[Data records for software interfaces]
►

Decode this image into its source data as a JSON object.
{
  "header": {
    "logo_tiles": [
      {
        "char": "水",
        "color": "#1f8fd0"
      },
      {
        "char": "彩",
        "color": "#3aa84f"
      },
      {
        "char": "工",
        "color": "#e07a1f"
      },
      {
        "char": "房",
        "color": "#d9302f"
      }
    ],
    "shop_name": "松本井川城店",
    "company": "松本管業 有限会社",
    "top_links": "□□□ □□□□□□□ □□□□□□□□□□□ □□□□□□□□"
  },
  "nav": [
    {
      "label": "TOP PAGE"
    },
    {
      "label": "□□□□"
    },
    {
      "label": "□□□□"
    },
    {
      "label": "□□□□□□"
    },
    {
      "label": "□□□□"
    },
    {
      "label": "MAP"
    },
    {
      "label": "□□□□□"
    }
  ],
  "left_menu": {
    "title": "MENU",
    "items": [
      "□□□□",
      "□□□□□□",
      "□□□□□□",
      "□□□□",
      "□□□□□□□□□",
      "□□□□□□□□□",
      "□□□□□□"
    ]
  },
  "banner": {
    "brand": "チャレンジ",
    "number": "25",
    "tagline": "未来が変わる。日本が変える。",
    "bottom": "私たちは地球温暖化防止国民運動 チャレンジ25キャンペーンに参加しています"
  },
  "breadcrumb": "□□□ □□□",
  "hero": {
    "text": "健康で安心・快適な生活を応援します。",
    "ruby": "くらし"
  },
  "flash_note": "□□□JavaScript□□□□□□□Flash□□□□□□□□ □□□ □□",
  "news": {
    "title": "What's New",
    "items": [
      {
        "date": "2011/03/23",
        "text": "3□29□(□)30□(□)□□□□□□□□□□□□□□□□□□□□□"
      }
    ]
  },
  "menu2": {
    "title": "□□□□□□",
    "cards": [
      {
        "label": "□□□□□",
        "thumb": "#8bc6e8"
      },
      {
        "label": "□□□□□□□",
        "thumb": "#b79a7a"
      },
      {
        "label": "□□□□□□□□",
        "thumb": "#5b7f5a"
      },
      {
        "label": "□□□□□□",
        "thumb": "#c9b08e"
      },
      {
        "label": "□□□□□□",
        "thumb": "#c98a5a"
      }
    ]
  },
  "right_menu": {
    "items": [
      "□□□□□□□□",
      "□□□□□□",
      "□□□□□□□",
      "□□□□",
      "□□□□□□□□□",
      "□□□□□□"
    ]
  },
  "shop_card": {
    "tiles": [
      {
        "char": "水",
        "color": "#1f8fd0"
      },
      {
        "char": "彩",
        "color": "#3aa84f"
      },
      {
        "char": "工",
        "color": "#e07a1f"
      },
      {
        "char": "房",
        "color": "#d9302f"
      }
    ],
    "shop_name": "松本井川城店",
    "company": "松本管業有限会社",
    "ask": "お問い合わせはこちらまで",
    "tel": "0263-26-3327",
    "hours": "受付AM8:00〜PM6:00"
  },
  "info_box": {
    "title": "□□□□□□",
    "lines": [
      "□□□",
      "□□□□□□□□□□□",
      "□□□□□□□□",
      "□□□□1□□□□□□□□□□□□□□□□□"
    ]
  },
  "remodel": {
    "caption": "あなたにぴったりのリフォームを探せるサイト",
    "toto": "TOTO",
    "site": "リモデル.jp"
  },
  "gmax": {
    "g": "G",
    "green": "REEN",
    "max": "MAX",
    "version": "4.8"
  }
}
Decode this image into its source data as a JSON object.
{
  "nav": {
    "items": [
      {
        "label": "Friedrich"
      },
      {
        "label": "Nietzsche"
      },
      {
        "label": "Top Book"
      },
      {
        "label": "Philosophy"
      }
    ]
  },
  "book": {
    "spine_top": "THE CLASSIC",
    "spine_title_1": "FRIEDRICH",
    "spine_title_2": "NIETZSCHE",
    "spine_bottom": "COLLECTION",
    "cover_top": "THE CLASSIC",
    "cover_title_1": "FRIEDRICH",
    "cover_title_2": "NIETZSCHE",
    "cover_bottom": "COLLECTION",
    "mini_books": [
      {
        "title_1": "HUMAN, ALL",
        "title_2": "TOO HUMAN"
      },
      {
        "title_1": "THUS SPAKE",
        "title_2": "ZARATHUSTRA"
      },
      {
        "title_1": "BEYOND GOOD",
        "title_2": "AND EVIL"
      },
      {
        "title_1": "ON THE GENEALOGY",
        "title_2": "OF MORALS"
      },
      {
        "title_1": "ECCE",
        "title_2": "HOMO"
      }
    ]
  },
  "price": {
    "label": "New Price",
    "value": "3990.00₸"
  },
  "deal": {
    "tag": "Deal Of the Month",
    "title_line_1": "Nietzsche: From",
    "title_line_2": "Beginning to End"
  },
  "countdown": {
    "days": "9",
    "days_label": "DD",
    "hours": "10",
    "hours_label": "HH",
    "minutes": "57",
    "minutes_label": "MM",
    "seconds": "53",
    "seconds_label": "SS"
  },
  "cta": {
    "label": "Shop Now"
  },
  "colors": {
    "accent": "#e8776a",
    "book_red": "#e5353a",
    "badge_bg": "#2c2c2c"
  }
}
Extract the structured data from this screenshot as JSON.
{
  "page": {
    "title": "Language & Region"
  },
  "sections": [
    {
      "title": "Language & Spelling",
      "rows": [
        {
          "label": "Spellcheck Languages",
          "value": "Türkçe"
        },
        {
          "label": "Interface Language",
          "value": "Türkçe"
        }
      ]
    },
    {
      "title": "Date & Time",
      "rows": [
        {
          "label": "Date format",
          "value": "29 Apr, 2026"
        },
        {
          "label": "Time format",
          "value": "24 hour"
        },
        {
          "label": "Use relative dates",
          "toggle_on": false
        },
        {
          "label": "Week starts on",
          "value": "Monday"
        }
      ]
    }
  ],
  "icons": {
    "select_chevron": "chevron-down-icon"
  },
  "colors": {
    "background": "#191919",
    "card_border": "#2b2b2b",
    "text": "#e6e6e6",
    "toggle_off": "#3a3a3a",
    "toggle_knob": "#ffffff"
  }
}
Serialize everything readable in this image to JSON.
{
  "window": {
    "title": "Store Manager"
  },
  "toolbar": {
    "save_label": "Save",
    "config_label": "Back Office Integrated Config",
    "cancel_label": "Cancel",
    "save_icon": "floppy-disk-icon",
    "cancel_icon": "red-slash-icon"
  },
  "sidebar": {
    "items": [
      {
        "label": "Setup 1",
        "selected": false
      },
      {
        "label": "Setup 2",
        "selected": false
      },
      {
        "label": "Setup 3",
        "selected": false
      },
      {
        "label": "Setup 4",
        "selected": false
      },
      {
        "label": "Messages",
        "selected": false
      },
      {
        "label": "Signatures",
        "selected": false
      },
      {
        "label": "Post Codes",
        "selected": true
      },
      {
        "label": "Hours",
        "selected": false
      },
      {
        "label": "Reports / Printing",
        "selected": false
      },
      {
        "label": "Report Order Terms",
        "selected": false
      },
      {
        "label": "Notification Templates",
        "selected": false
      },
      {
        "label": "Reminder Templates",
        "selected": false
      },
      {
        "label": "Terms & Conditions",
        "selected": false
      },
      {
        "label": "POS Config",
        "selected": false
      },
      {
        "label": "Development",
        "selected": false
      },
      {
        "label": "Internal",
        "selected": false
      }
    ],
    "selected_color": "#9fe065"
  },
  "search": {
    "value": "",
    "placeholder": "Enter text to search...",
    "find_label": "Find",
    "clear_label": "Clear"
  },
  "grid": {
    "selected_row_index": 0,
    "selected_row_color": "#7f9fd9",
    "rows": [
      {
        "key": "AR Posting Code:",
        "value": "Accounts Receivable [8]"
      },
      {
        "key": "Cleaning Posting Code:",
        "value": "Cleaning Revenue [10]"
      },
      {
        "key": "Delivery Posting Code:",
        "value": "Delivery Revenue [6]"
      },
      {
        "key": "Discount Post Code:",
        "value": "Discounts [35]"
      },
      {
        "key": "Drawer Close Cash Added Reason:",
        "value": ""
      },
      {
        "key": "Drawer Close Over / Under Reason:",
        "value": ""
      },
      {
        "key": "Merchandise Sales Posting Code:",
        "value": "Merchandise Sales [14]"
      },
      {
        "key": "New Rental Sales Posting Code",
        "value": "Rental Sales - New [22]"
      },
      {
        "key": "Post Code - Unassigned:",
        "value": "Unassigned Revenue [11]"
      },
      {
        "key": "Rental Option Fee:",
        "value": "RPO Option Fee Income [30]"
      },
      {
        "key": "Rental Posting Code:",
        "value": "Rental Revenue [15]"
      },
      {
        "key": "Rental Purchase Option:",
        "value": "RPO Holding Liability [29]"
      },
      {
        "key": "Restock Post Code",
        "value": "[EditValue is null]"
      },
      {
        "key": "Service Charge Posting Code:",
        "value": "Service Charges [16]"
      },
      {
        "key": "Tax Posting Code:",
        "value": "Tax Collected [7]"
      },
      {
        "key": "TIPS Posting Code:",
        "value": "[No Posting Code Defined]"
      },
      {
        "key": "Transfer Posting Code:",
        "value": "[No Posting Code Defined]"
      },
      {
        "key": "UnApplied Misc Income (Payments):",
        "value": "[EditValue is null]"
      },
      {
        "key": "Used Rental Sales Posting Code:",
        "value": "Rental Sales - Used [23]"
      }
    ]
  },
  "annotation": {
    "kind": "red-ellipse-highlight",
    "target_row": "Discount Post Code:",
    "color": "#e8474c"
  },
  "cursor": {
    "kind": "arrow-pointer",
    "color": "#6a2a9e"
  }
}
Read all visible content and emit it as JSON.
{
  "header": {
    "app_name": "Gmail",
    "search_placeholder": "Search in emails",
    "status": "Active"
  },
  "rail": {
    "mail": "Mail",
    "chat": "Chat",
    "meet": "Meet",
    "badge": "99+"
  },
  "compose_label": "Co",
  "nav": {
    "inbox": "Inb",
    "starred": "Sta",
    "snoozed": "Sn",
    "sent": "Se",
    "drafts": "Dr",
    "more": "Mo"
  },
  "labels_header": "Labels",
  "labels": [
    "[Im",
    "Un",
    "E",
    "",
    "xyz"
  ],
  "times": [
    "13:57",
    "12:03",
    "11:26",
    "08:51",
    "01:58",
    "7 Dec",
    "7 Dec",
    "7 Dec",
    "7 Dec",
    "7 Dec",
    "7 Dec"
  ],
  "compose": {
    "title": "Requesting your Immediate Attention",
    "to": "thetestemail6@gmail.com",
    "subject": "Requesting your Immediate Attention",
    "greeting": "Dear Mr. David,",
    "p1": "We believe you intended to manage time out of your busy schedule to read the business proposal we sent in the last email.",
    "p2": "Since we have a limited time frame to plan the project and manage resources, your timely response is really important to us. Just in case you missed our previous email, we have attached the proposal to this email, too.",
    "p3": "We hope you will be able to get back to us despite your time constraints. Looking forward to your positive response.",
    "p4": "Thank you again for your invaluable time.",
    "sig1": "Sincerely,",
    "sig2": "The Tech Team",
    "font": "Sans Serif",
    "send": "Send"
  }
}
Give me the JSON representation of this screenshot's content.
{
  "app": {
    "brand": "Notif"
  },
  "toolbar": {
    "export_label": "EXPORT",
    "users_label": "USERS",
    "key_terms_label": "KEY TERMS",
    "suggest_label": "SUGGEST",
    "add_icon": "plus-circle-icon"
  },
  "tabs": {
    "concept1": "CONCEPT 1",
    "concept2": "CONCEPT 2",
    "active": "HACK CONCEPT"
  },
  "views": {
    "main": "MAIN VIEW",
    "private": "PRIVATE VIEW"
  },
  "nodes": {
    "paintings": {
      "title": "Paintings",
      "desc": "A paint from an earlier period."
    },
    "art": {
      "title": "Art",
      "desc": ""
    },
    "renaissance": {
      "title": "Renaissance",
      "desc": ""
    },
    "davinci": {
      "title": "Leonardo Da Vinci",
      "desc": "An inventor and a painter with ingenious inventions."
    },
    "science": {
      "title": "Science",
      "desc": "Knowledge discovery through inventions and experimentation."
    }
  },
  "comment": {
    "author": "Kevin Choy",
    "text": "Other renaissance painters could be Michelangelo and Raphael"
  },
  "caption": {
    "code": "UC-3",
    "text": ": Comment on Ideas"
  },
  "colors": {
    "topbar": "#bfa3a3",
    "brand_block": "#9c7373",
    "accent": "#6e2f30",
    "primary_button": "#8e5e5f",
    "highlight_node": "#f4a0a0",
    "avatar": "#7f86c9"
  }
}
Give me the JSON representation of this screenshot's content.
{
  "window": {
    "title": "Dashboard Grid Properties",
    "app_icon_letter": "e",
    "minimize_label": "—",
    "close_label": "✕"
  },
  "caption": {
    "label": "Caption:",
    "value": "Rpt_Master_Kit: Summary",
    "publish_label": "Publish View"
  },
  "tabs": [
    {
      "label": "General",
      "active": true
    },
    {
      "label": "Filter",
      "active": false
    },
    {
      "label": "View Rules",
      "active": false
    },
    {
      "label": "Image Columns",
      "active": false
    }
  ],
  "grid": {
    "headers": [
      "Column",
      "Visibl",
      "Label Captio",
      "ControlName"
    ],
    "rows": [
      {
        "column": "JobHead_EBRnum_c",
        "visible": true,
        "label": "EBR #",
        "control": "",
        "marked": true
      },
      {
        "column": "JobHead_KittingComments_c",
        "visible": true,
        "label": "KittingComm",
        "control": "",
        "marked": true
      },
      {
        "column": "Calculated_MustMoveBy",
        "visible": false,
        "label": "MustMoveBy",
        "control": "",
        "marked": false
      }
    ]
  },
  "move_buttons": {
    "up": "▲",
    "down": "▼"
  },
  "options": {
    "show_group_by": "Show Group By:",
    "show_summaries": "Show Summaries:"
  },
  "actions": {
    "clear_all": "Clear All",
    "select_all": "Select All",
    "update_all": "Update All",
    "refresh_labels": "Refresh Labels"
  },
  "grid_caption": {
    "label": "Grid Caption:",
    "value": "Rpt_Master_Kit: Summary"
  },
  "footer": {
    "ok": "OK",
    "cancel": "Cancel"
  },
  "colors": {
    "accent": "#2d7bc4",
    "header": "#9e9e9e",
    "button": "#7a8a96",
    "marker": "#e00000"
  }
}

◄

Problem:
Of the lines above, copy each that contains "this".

Response area:
Decode this image into its source data as a JSON object.
Decode this image into its source data as a JSON object.
Extract the structured data from this screenshot as JSON.
Serialize everything readable in this image to JSON.
    "p2": "Since we have a limited time frame to plan the project and manage resources, your timely response is really important to us. Just in case you missed our previous email, we have attached the proposal to this email, too.",
Give me the JSON representation of this screenshot's content.
Give me the JSON representation of this screenshot's content.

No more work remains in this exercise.